The next morning, I helped build his coffin, and we held funeral services for him for several days. Then the nieces and nephews came to pick up the body to take it back to the old man’s hometown for the cremation. Sure enough, as they were loading the coffin on the truck, they argued among themselves about the inheritance.

The second example deals with strengthening shame. It might seem strange to appeal to a dying person’s sense of shame, but there have been cases where it has been helpful. The important proviso is that the patient respect the person making the appeal.

Years after the above incident—after Ajaan Fuang had died and I had returned to America—it was the daughter’s turn. She herself was on her deathbed at home. She proved to be a very difficult patient, cursing her husband and children, and complaining constantly of the pain. No matter how much they tried to get her to contemplate the pains from a Dhamma perspective, she wouldn’t listen to them, saying that they had no idea of how strong the pain was. A monk who had studied with Ajaan Fuang learned of what was happening, so he went to yell at her: “What kind of meditator are you? Didn’t Ajaan Fuang teach you how to deal with pain? Why aren’t you using the lessons you were so lucky to learn?”

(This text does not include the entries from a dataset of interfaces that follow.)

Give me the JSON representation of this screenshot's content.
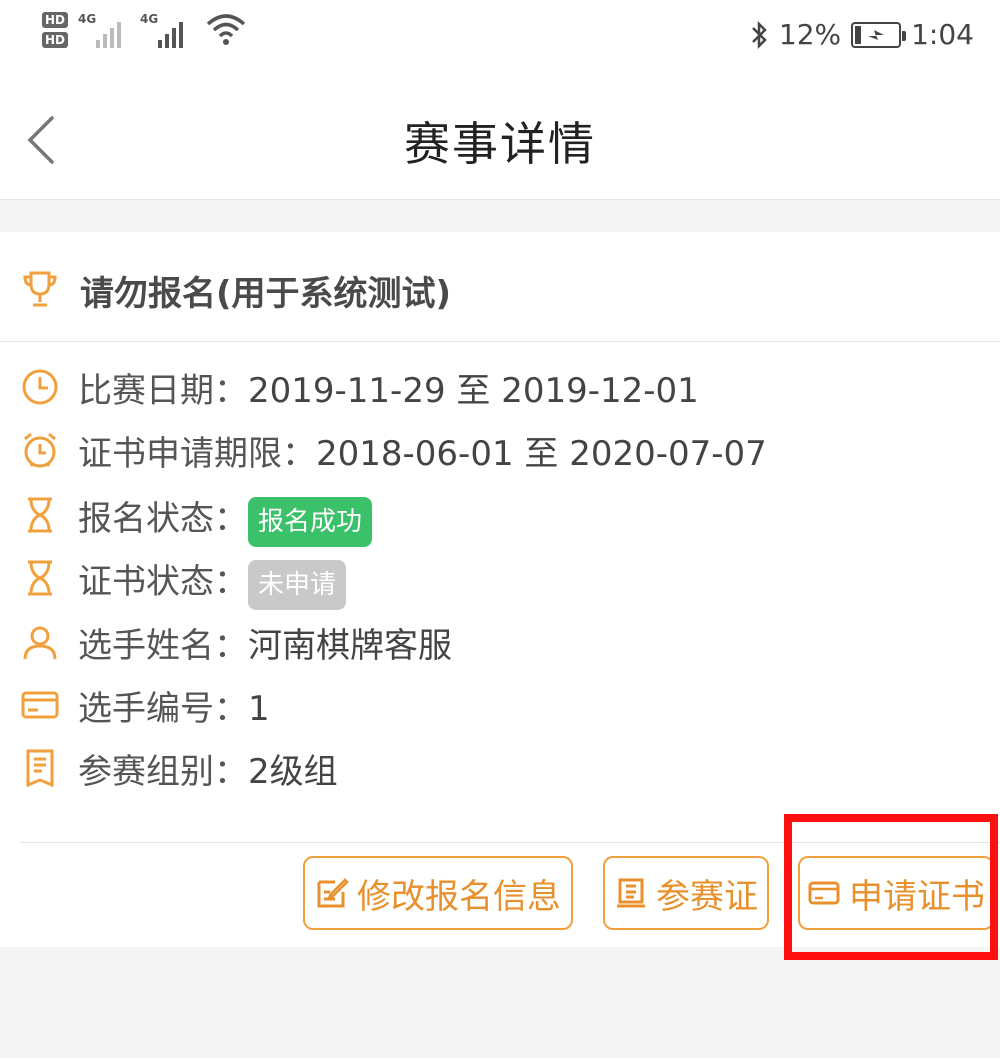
{
  "status_bar": {
    "sim1": "HD",
    "sim2": "HD",
    "net1": "4G",
    "net2": "4G",
    "battery": "12%",
    "time": "1:04"
  },
  "nav": {
    "title": "赛事详情"
  },
  "event": {
    "title": "请勿报名(用于系统测试)",
    "rows": [
      {
        "label": "比赛日期：",
        "value": "2019-11-29 至 2019-12-01",
        "icon": "clock-icon"
      },
      {
        "label": "证书申请期限：",
        "value": "2018-06-01 至 2020-07-07",
        "icon": "alarm-clock-icon"
      },
      {
        "label": "报名状态：",
        "value": "报名成功",
        "icon": "hourglass-icon",
        "badge_color": "#3bc16a"
      },
      {
        "label": "证书状态：",
        "value": "未申请",
        "icon": "hourglass-icon",
        "badge_color": "#c9c9c9"
      },
      {
        "label": "选手姓名：",
        "value": "河南棋牌客服",
        "icon": "person-icon"
      },
      {
        "label": "选手编号：",
        "value": "1",
        "icon": "card-icon"
      },
      {
        "label": "参赛组别：",
        "value": "2级组",
        "icon": "document-icon"
      }
    ]
  },
  "actions": {
    "edit_label": "修改报名信息",
    "pass_label": "参赛证",
    "certificate_label": "申请证书"
  },
  "colors": {
    "accent": "#f0a03c",
    "success": "#3bc16a",
    "highlight": "#ff1010"
  }
}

Shocked, she came to her senses and, somewhat later, died peacefully.

This approach may not always be appropriate, but it sometimes can be effective, so it’s good to know that it can have its time and place in a caregiver’s repertoire.

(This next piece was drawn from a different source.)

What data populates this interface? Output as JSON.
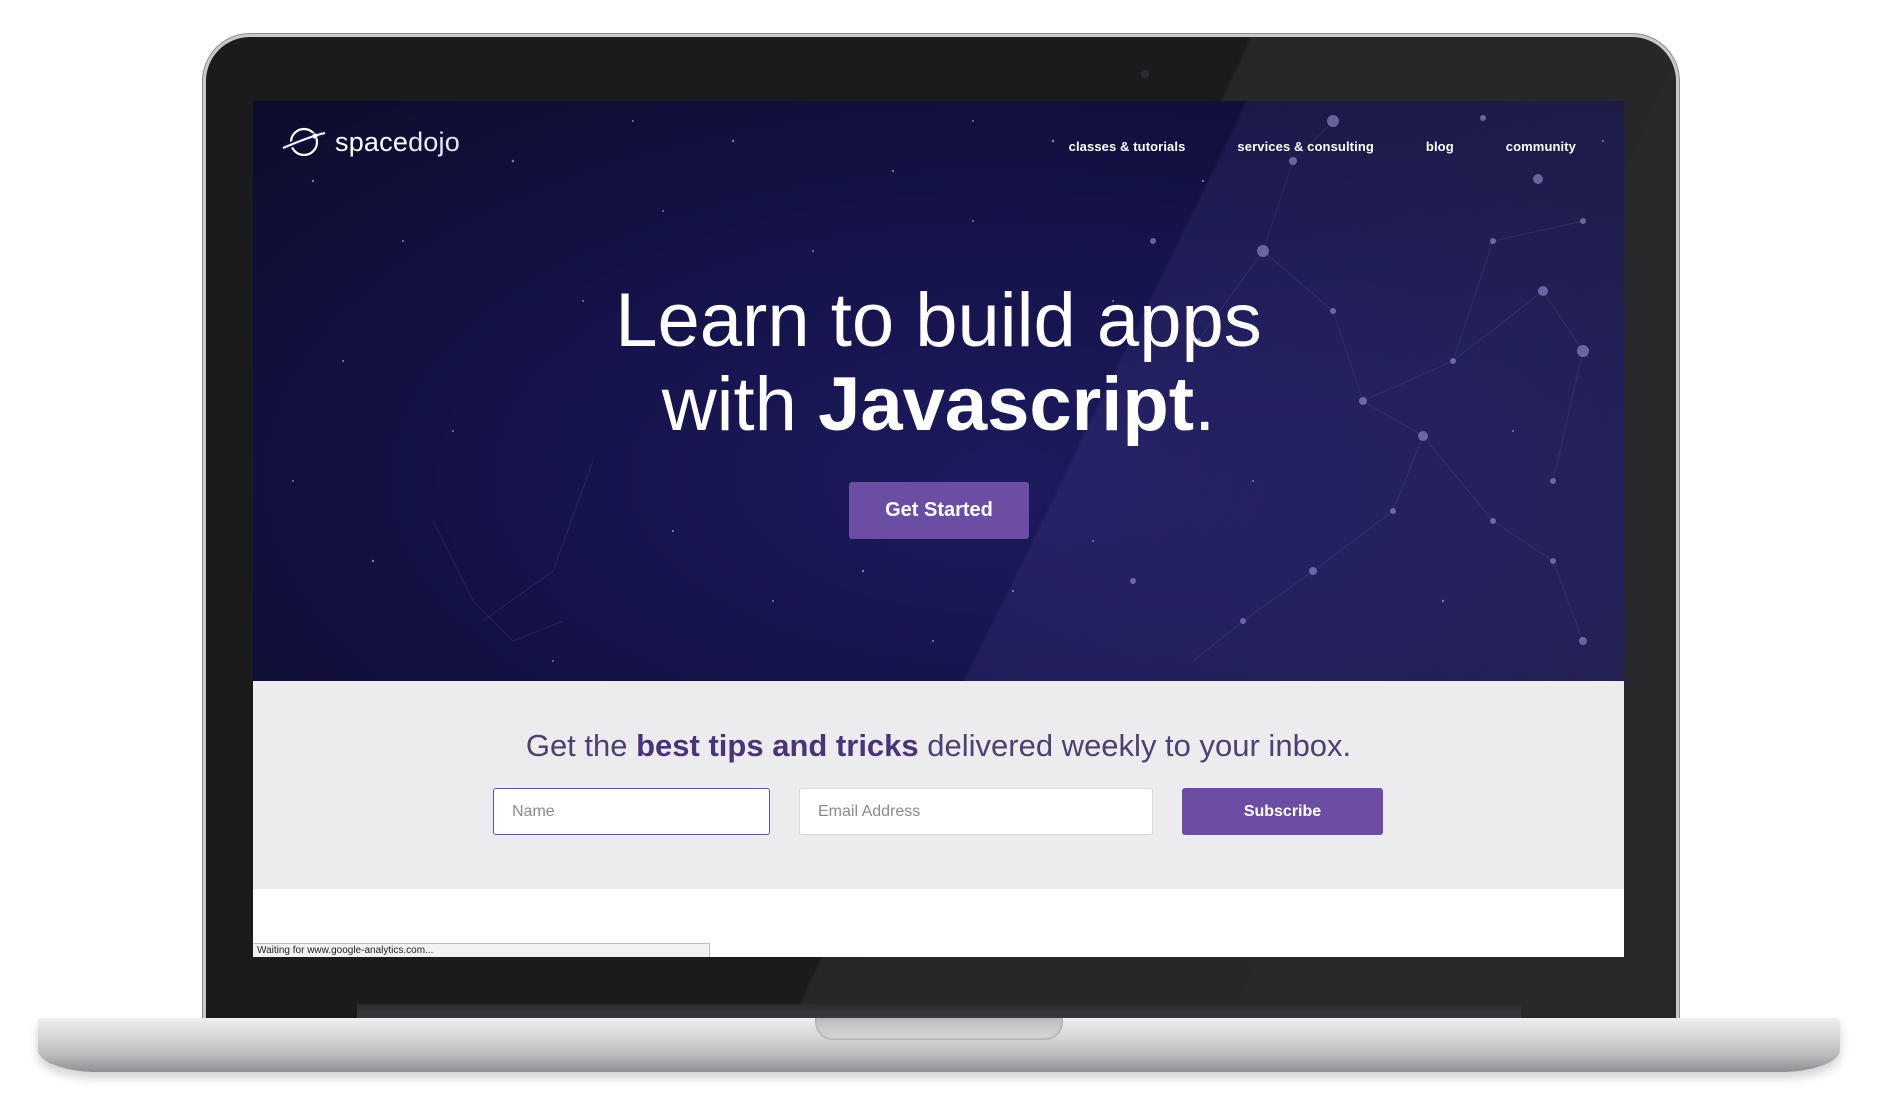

Another lesson to take from these two stories, of course, is that eventually the caregiver will become a patient. So it’s important that you, as a caregiver, develop the seven strengths in yourself. This will benefit both you and your patient, now and into the future: The more experience you have in cultivating these strengths, the stronger you can be in dealing with whatever difficulties the patient throws your way, and the more authority you can bring to urging, rousing, and encouraging the patient to be strong as well. As for you, the more you develop them now, the more undaunted and audacious you can be when the time comes to face your own aging, illness, and death, and come out victorious.